Physician burnout and financial stress have the potential to wreck the medical profession. That's why it's more important than ever to find ways to make your own happiness.
“Happiness is the meaning and purpose of life, the whole aim and end of human existence.”
Two very troubling stats, from two very sturdy institutions, came to light this past week:
• More than half of US physicians (54%) say they are experiencing professional burnout, according to a Mayo Clinic Proceedings report.
• Nearly half of US physicians (42%) admit to worries about not having enough money to last through retirement, according to Fidelity Investments report.
Those facts, left unaltered, have the potential to wreck the medical profession. You see, there’s little or no shot at having a happy post-doctor retirement life, if you hate your job.
Absent a knight on a white horse in Washington, DC come to save us, it looks like America’s physicians must endure and adapt. Doctors certainly have the training and intelligence to persevere and if my physician-dad did it well enough, others can too. So trying to make happiness a habit would seem to be vital to contented living in today’s medical world.

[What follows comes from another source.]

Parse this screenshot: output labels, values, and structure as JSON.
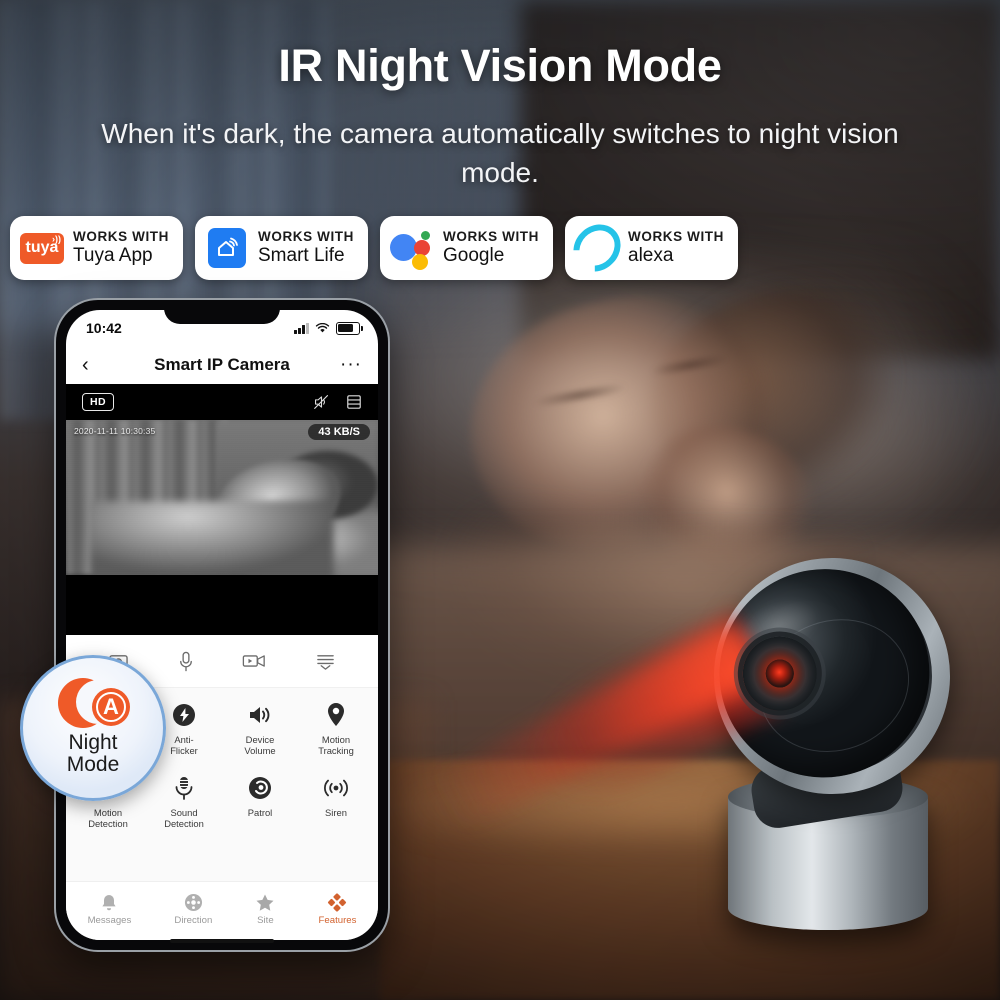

One person who offers much wisdom on these matters is Gretchen Rubin. One of the nation’s most thoughtful experts on happiness, she has useful thoughts on a condition afflicting so many practicing doctors. Her Happiness Project work has helped me and members of my family to seek and find much happiness.
A Yale-trained attorney and New York Times best-selling author (Better than Before), Gretchen has developed her own 12 Personal Commandments for Happiness. She suggests others craft their own list. Most good things begin with a plan. Have a look at her commandments:
1. Be yourself. Accept your true likes and dislikes—you can choose what you do, but you can’t choose what you like to do.
2. Let it go. Keep things in perspective. Remember how little most things matter in the long run.
3. Act the way I want to feel. Action and feeling go together and by regulating the action we can indirectly regulate the feeling.
4. Do it now. Studies show that hitting a goal releases chemicals in the brain that give you pleasure.
5. Be polite and be fair. Life is short and we never have enough time for gladdening the hearts of those who travel the way with us.
6. Enjoy the process. I’ll be happier if I find happiness along the way instead of expecting to be happy when I reach a certain goal.
7. Spend out. I find myself saving things, even when it makes no sense. Stop hoarding—trust in abundance.
8. Identify the problem. So much of happiness, in the end, boils down to mindfulness. Have the discipline to ask, “What’s really bugging me?”
9. Lighten up. Develop a sense of lightness. It’s less about being funny and more about being able to have fun.
10. Do what ought to be done. On matters difficult and ordinary get a grip on yourself. Pick up the phone, get in the car, do it—address the subject and execute.
11. No calculation. Avoid score-keeping in life. We unconsciously overestimate our contributions or skills relative to other people.
12. There is only love. The less people turn toward each other, the less satisfying their relationship. An easy and obvious way to prove love is to pay attention.